### Exercise details
Go over the data and copy out each line with "score" in it.

[Opening Material shown section]

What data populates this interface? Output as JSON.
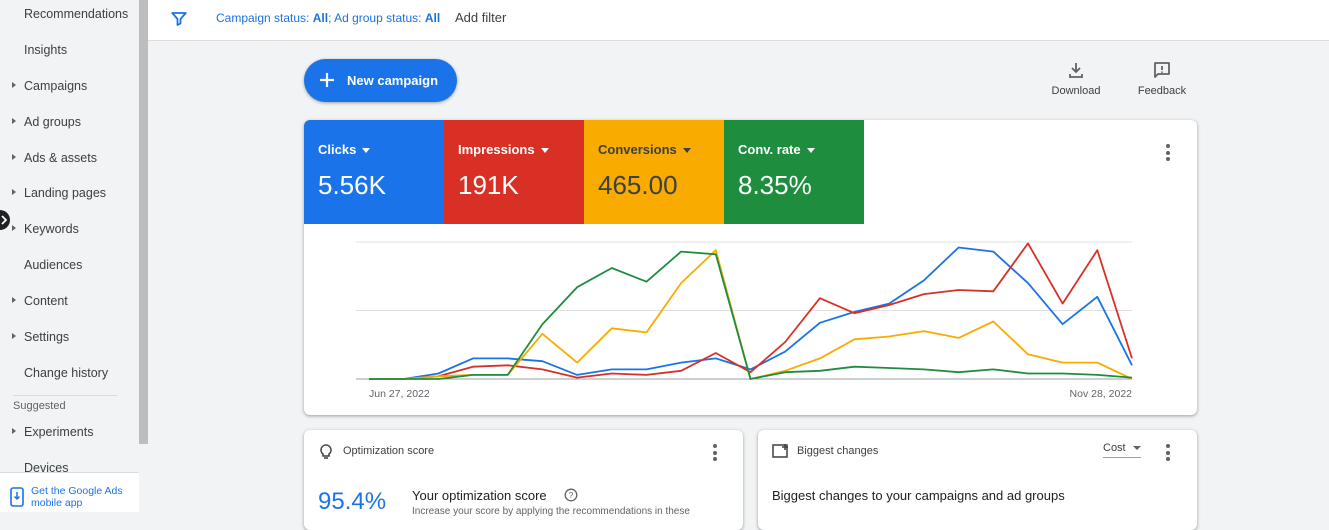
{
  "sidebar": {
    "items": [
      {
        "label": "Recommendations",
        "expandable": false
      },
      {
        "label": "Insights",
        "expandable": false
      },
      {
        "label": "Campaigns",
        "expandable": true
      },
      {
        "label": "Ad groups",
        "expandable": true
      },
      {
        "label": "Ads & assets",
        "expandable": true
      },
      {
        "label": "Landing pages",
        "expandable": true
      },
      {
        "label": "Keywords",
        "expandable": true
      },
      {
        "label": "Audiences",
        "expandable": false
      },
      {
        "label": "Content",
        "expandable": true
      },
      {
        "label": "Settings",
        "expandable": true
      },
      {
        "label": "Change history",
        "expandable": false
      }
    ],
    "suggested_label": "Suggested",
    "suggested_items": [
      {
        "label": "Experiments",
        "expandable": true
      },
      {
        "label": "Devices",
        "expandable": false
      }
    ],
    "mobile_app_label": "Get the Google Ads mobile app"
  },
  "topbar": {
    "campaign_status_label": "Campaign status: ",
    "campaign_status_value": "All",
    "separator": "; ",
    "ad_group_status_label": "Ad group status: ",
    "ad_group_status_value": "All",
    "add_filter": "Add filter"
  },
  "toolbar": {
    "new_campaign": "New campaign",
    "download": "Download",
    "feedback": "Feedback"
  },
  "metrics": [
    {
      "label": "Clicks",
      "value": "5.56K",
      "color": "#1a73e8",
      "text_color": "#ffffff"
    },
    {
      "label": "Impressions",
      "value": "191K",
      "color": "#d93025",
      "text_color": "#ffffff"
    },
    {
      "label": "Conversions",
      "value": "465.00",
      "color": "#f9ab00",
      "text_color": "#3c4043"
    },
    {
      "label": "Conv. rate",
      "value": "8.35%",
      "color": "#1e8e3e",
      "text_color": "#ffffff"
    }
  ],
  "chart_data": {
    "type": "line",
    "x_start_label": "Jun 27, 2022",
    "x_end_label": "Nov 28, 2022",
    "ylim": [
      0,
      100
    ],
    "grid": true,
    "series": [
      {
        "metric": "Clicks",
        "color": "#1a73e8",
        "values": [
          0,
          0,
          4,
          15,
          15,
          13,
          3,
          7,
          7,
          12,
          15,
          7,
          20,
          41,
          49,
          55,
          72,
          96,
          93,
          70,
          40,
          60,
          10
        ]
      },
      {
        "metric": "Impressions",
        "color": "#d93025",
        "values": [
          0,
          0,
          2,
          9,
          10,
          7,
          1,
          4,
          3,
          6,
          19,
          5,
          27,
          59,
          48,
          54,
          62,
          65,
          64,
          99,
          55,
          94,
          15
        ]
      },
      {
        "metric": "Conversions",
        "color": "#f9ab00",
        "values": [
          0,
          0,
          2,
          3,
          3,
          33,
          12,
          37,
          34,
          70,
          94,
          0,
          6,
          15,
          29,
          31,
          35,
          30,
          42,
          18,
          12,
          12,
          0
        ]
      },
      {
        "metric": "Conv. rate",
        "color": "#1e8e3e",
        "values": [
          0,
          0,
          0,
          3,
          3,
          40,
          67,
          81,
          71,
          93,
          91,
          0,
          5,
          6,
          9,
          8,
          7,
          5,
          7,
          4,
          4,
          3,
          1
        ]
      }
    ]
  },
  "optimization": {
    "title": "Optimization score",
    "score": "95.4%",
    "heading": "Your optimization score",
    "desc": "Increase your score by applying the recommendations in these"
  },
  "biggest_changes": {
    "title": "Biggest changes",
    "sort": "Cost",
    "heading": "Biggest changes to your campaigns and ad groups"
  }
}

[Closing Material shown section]
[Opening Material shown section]

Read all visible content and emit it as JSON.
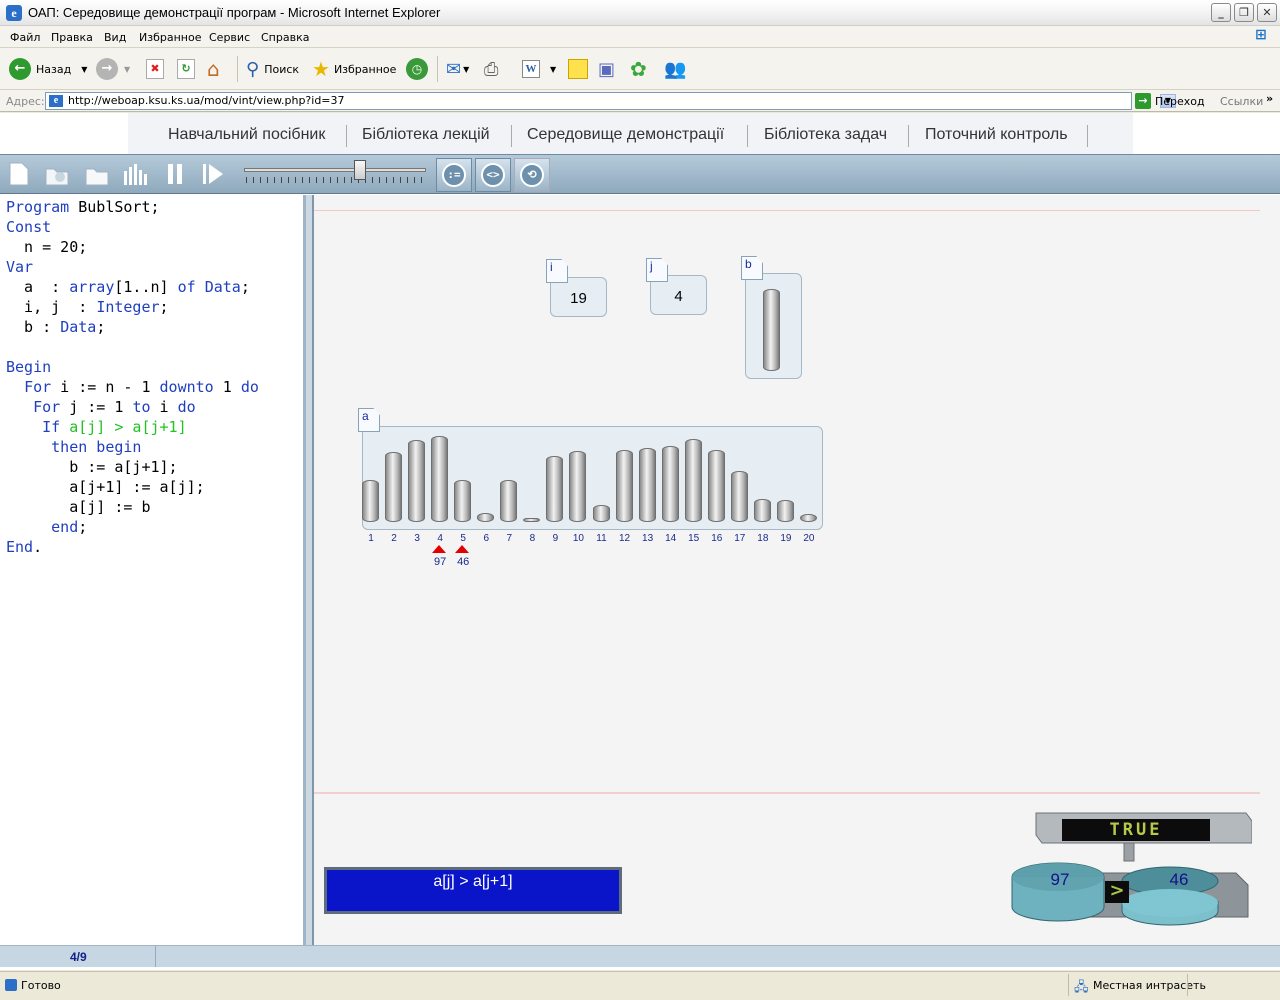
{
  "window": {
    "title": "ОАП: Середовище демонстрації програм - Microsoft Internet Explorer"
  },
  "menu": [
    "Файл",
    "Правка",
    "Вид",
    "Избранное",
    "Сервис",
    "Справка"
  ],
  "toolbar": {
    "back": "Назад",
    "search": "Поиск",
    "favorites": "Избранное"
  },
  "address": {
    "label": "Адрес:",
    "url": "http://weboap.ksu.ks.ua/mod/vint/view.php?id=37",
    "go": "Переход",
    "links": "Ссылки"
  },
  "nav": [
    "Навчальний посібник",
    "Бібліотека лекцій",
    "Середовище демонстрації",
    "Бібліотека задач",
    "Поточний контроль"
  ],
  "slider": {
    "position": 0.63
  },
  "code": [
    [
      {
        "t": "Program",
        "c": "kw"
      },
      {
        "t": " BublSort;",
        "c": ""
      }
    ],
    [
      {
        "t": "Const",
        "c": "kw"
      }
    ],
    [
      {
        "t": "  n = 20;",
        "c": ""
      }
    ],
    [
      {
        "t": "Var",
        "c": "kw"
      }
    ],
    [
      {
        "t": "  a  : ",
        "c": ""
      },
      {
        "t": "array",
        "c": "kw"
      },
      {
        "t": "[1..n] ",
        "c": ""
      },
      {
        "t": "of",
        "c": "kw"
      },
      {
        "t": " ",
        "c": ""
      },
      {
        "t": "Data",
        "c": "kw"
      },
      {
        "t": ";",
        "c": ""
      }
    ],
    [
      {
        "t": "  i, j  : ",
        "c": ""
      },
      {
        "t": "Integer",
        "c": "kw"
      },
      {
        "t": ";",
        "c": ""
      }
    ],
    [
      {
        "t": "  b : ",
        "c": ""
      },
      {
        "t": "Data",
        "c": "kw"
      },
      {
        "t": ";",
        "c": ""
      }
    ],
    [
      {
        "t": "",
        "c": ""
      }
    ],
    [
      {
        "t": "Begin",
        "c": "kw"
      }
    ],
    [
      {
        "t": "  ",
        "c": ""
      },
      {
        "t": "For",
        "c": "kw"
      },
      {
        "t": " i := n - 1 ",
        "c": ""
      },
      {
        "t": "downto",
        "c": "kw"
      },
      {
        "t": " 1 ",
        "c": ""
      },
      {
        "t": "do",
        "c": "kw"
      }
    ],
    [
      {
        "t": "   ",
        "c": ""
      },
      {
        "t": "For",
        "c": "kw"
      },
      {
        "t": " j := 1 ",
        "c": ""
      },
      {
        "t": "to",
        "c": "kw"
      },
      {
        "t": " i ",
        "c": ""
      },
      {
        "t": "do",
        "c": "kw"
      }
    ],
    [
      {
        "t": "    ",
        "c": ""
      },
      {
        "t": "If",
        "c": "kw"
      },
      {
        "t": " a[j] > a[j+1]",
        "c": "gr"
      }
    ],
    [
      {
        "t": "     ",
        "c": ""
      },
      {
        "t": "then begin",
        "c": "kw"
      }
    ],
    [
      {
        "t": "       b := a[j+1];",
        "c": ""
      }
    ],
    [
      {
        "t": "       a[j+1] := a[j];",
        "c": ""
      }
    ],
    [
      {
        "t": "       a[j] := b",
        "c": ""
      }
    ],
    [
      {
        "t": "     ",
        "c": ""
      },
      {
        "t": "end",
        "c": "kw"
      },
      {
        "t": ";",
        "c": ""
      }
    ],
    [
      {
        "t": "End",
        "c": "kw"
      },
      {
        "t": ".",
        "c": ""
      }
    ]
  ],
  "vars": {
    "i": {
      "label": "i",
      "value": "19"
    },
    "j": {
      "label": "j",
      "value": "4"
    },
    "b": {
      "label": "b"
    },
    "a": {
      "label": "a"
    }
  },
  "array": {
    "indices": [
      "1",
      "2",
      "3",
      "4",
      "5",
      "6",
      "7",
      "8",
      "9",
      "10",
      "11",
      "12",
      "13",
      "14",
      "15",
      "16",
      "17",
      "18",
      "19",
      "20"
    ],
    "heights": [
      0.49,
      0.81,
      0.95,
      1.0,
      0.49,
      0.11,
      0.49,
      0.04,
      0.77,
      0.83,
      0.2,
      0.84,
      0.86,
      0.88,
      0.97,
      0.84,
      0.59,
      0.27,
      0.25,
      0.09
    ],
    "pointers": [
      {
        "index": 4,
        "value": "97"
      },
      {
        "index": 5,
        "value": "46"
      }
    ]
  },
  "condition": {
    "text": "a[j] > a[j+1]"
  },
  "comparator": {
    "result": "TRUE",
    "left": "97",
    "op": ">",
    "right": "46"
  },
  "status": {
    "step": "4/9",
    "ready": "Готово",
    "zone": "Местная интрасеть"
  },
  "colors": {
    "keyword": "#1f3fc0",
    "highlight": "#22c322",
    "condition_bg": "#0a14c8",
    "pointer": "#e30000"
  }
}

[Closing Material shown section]

### Written solution
    "title": "Optimization score",
    "score": "95.4%",
    "heading": "Your optimization score",
    "desc": "Increase your score by applying the recommendations in these"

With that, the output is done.